The brought together 24 postgraduates representing 22 countries to Southampton University to develop imaginative solutions to the problems faced as the world’s population concentrates more and more near the coast. The countries represented were Argentina, Australia, Brazil, Canada, Chile, China, Colombia, Egypt, Greece, India, Iran, Italy, Japan, Korea, Netherlands, Nigeria, Poland, Singapore, Spain, Turkey, UK and USA.
“The high concentration of people in coastal regions has produced many economic benefits, including improved transportation links, industrial and urban development, revenue from tourism, and food production,” said Michael Franklin, LRF Grants Director. “But the effects of booming population combined with those of probable sea level rises owing to climate change are threatening the ecosystems that provide these economic benefits, indeed the very survival of many communities. Today, approximately 3 billion people live within 200 kilometres of a coast and by 2025, that figure is likely to double and that is why we wanted this year’s Collegium to tackle this major issue.”
Working to very tight deadlines, each group prepared a major technical paper suitable for publication in a peer-reviewed journal in which they interpreted what coastal eco-cities mean to them before sharing their problem-solving ideas. The Collegium closed with the presentation of all five papers to an audience of academics, industrialists, young engineers and students in Southampton on 10 September 2013. All of the papers are published by the University and shared with colleagues and contacts of the Lloyd’s Register Foundation, the participating universities and others with a commercial and academic interest in coastal eco-cities.
The Collegium, now in its third year, welcomes scholars from a wide range of academic disciplines to work in small, mixed discipline groups through a structured programme that included lecturers drawn from academic research institutes and industry partners. The programme focuses on boosting the scholars’ knowledge of new and emerging technology and engineering systems, regulatory and commercial issues and design challenges.

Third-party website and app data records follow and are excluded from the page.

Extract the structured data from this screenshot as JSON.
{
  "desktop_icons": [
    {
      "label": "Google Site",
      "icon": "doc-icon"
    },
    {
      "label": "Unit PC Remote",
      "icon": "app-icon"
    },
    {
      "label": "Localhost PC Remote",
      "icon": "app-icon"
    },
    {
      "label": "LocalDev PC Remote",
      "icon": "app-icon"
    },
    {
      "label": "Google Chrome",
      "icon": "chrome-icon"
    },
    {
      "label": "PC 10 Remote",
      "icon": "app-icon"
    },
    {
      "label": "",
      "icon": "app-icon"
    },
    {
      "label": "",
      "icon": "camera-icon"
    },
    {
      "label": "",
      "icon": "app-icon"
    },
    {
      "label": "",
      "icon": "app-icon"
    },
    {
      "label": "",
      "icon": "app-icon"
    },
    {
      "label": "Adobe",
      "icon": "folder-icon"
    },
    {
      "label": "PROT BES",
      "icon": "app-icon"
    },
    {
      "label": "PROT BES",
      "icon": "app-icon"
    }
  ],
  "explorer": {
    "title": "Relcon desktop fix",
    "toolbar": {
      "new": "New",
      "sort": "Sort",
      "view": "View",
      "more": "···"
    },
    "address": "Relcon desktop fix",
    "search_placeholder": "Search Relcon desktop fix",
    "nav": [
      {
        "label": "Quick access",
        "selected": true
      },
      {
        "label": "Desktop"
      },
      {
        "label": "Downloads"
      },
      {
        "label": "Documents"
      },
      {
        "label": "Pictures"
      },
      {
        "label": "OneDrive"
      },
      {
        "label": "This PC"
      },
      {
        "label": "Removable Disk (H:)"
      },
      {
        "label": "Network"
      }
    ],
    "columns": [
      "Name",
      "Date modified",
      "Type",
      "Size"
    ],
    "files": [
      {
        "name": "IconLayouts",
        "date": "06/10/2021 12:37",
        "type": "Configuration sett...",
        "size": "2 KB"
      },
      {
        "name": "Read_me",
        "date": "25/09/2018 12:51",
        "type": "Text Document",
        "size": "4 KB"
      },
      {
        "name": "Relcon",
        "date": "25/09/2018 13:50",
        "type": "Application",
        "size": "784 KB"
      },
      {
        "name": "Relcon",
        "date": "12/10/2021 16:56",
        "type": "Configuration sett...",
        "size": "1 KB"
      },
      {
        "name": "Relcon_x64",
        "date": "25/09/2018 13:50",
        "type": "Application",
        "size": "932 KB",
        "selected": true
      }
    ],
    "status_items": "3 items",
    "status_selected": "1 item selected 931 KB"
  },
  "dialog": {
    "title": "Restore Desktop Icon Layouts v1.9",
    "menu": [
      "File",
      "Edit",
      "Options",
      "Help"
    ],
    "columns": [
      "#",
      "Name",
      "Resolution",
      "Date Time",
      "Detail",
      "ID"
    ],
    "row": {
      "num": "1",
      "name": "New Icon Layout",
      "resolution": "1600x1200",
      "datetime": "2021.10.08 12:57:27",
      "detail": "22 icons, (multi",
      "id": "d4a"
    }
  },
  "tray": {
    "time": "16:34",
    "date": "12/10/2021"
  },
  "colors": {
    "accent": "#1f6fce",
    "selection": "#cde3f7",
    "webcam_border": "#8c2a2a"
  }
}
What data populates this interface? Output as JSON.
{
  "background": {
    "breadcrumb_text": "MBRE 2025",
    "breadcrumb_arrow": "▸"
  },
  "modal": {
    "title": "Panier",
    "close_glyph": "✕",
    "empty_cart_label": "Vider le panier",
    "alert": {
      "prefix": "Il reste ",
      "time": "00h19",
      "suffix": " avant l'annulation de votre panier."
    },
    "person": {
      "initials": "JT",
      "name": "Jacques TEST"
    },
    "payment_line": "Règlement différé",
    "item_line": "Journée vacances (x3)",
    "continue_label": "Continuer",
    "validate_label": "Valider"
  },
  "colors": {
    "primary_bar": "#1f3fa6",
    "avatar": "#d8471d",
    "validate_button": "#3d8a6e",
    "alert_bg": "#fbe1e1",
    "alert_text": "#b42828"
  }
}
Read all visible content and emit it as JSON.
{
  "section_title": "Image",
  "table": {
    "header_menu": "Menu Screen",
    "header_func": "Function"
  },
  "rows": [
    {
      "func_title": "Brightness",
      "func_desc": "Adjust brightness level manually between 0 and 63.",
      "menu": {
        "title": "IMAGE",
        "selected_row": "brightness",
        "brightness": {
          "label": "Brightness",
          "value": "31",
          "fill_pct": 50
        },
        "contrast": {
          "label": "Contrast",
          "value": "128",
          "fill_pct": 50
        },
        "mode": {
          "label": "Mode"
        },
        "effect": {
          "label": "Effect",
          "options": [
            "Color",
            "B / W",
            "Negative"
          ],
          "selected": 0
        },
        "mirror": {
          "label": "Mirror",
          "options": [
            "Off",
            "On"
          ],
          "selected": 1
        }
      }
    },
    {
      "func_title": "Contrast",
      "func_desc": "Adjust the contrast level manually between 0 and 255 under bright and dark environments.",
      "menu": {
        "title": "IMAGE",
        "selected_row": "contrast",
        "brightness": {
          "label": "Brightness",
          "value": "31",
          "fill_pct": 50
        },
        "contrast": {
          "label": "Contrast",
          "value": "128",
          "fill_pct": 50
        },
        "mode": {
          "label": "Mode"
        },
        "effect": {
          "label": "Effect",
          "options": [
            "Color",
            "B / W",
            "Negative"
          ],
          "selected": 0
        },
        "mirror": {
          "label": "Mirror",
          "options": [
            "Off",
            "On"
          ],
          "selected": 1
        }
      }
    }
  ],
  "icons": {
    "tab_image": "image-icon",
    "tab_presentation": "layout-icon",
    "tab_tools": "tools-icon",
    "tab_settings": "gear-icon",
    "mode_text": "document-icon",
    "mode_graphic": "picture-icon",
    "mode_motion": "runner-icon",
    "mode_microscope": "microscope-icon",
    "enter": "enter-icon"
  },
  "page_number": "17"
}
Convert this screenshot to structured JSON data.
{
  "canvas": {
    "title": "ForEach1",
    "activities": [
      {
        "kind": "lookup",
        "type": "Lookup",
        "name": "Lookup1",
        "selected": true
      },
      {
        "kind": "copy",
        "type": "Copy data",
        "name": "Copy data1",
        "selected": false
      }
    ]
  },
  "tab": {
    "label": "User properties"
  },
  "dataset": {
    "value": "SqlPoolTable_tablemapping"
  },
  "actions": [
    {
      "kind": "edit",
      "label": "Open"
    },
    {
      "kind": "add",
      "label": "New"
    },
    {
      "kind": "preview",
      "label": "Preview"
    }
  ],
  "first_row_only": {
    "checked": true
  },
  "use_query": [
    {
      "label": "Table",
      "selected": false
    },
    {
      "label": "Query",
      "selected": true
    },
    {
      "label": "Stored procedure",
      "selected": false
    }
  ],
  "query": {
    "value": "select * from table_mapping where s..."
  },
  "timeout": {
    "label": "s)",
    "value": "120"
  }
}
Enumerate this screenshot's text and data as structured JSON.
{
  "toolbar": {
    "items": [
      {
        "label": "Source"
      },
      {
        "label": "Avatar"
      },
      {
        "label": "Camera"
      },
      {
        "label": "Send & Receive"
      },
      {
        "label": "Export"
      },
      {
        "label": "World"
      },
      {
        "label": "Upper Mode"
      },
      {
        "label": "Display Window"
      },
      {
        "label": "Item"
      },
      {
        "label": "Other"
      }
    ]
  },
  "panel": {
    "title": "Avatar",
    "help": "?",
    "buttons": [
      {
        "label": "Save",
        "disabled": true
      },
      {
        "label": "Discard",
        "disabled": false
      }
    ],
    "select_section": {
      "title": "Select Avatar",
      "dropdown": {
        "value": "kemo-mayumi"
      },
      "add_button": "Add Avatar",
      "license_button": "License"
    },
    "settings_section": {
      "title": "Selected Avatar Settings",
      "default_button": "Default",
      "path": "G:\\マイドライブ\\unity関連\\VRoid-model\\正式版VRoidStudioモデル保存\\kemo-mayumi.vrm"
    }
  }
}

Pictured from left to right - Min-Guk Seo, Seoul National University, Korea; Vaso Kapnopoulou, National Technical University Athens, Greece; Dr Prasanth Divakaram, University of Melbourne, Australia; Erin McMurtry, University of Southampton, UK; Liwei Yu, Shanghai Jiao Tong University, China.